On January 13, Treasury Secretary Yellen sent a letter to the Congressional leadership, noting that it was unlikely that cash and extraordinary measures would be exhausted before early June. To avoid the risk of holding a treasury bill that may not be repaid investors have shown a preference for near-term treasury bills in recent weeks. The yield on one month bills has clearly moved away from the yield on three, six or twelve month bills. While the yields on the latter three maturities continue to move together, the one month yield tanked after McCarthy’s presentation of the Republican plan brought the debt limit to the forefront. Demand from money market funds likely played a major role in the decline in the one month yield. Recently, money market funds have received large inflows from depositors concerned about the safety of their holdings at small banks or their modest returns at large banks. At the same time, the supply of near-term T-bills has fallen as the Treasury has already hit the debt ceiling and is trying to delay the X-date. So far, markets reacted to the possibility of a US federal government default with a revealed preference for one month T-bills over longer dated T-bills (This should subside as early June enters the one month horizon). However, we are still far from the panic needed to bring Democrats and Republicans together. This is likely to occur closer to the X-date
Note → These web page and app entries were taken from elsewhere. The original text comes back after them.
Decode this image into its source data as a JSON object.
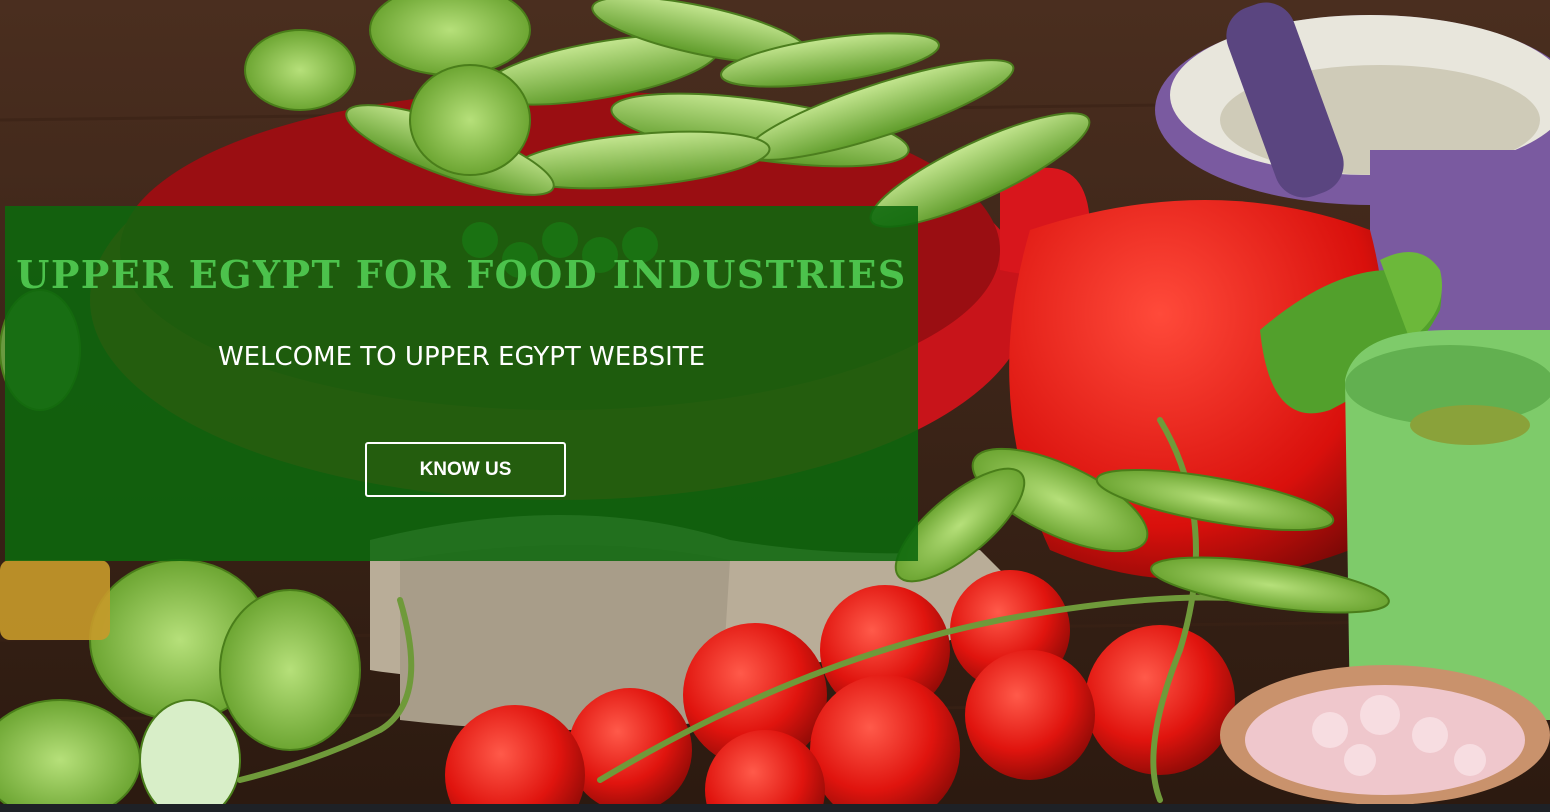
{
  "hero": {
    "title": "UPPER EGYPT FOR FOOD INDUSTRIES",
    "subtitle": "WELCOME TO UPPER EGYPT WEBSITE",
    "button_label": "KNOW US"
  },
  "colors": {
    "overlay": "#0c680c",
    "title": "#4cc24c",
    "text": "#ffffff",
    "footer": "#1e2126"
  }
}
X-date in June?
On May 1, Treasury Secretary Yellen sent a new letter to the Congressional leadership, with the message that “After reviewing recent federal tax receipts, our best estimate is that we will be unable to continue to satisfy all of the government’s obligations by early June, and potentially as early as June 1, if Congress does not raise or suspend the debt limit before that time.” This means that the X-date could arrive sooner than previously expected, due to disappointing tax receipts. Shortly after Yellen’s announcement, President Biden invited top Republicans and Democrats for a meeting next week about raising the debt limit. However, a White House official said that Biden will repeat his view that Congress should pass a stand-alone increase in the debt limit, but that he is open to a discussion on the budget that is not linked to raising the debt limit. In other words, the Democrats are not blinking, neither are the Republicans.
Also on May 1, the Congressional Budget Office (CBO), a nonpartisan budget agency, updated its budget projections and concluded that lower-than-expected tax receipts this year create a significantly greater risk that the Treasury will run out of funds in early June. Earlier, they forecasted that the default could occur as soon as July. While, prior to May 1, markets had a wide range of forecasts regarding the X-date, from June to September, and even beyond, it looks like the probability of the X-date being located in June has increased substantially.
This would increase the pressure on the players of the game of chicken rapidly in the coming weeks. Alternatively, or because of this, we could see a temporary suspension of the debt limit to buy more time to negotiate (the Republicans are likely to want something in exchange for that, probably something from the Limit, Save, Grow Act they adopted last week). For example, Congress could delay the deadline to the end of the fiscal year, September 30. This would bring the deadline for the budget for fiscal year 2024 and the deadline for the debt limit together, allowing for a comprehensive solution. However, it would also add to the pressure at the new X-date, because failure to reach a deal would lead to both a government shutdown and a government default.
The game of chicken between Democrats and Republicans has really kicked off after the House of Representatives voted for the Limit, Save, Grow Act, Treasury Secretary Yellen sent a letter indicating that the X-date could arrive as soon as June 1, and Biden’s repeated dismissal of any conditions attached to a raise in the debt limit. Either this game is over within a few weeks or we are going to see a delay until later this year. In both cases, we are not likely to see any solution until financial markets start to panic.